Levers are smooth and sloped with no return so that they cannot be used as a ligature point. They also should have recessed trim to reduce gaps and concealed mounting to hide any screws or other mounting hardware. They are, of course, the main place where internal clutching will come into play.
Thumb turns are already sloped to comply with ADA issues of twisting and grasping. These are smoothed and sloped even more so that they cannot be used as a ligature point with recessed trim. The trim should also be sloped. Thumb turns do not have internal clutching per se, but should have stops so that they cannot be over-rotated to act as an attachment point.
Knobs will not have the traditional shape, but will be very rounded with sloped, recessed trim so that it will not grip material. The stem or shank portion will be completely gone, recessed into the trim so that there are no ligature points. These are probably the most drastically difference pieces of hardware regarding locks.
According to Mark McRae, Director of Engineering at Hager Companies, in an effort to assist the hardware community with defining requirements and test methods for ligature-resistant trim on bored locks and mortise locks, the Builders Hardware Manufacturers Association (BHMA) has taken it upon itself to develop a standard that will specify performance tests and, where necessary, material and dimensional requirements to promote safety and product stability.
Continuous hinges are also gaining traction in the hospital/clinic market. They run the full length of the hinge-side of the door, eliminating the gap between the frame and door and ensuring patient privacy. They also present one smooth surface instead of the possible ligature points of individual hinges. Hospital tips are also available to remove the possible ligature point at the top of the hinge.
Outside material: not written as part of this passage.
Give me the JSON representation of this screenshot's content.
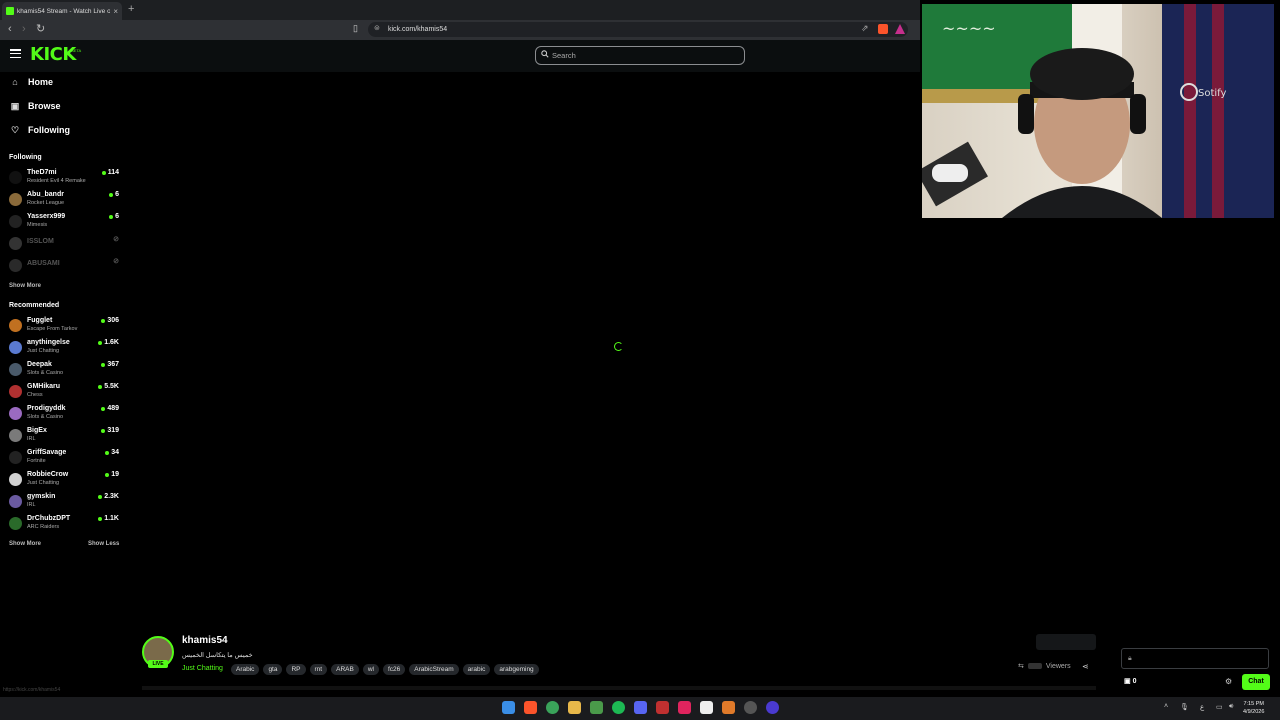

Besides ligature-resistant concerns, there are other door hardware options that can ensure life safety and act as patient security measures in hospitals and clinics. This hardware must walk a fine line between ensuring patient privacy, but also allow hospital staff quick access to patients in case of an emergency.
Bathrooms are an obvious matter of concern, as a patient could lock themselves in for self-harm purposes or simply suffer a slip-and-fall accident. Rescue strikes are a solution to this problem. The bathroom door is hung on a center hung pivot so that it can swing both ways. A rescue strike in this situation provides a lip for the door to rest against when in use, and function is the same as with a standard door/hinge/strike set-up. However, should access to the patient in the bathroom be necessary, the rescue strike can be depressed, allowing the door to swing out of the frame the opposite direction.
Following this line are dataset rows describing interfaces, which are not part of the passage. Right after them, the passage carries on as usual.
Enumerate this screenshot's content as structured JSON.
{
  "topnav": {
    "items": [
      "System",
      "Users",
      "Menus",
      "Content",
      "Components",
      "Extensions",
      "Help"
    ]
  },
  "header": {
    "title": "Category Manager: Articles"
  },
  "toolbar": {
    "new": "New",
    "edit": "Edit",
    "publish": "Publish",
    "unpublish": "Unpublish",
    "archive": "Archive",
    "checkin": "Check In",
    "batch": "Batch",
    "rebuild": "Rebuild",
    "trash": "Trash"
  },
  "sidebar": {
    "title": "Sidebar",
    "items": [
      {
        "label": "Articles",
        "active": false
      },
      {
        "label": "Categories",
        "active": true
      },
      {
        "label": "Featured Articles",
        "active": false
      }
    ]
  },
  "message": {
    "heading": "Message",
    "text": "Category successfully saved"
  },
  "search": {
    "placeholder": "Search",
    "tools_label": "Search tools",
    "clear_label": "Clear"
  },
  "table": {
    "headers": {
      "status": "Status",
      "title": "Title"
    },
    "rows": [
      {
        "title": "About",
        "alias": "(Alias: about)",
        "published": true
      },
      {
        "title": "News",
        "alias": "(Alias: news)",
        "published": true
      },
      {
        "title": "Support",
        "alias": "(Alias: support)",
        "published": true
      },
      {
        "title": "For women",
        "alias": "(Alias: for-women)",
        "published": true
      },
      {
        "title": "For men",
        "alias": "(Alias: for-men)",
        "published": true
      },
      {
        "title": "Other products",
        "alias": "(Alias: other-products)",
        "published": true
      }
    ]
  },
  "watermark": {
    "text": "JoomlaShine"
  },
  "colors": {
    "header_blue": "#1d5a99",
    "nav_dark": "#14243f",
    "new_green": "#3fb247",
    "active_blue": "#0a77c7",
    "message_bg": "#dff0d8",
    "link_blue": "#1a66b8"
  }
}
Sliding door or barn door hardware is also becoming more prominent in hospitals and clinics. Since 2000, NFPA 101 126.96.36.199.1 allows sliding doors in fire-rated openings, and hospitals quickly took advantage of this ruling for patient rooms. Sliding doors save a lot of space in already cramped hospital rooms, are quick and easy to use, and are usually quite easy to operate for ill or handicapped patients. Doors hung on sliding hardware completely removes the ligature points of hinges, frames, and the edges of swing doors.
Life safety must be one of the main pillars in decision making for all construction projects – from job site safety all the way through operation and maintenance. Patient security issues add extra layers of concern for hospitals and clinic projects. It can be difficult to specify all the different levels of safety required, and a special challenge during bidding and installation.
However, life-safety issues are something that we all have to work together to accomplish to protect other members of society. Right now, even the best care is not able to completely prevent tragic deaths, so it is up to all of us to ask ourselves, “What can we do to help?”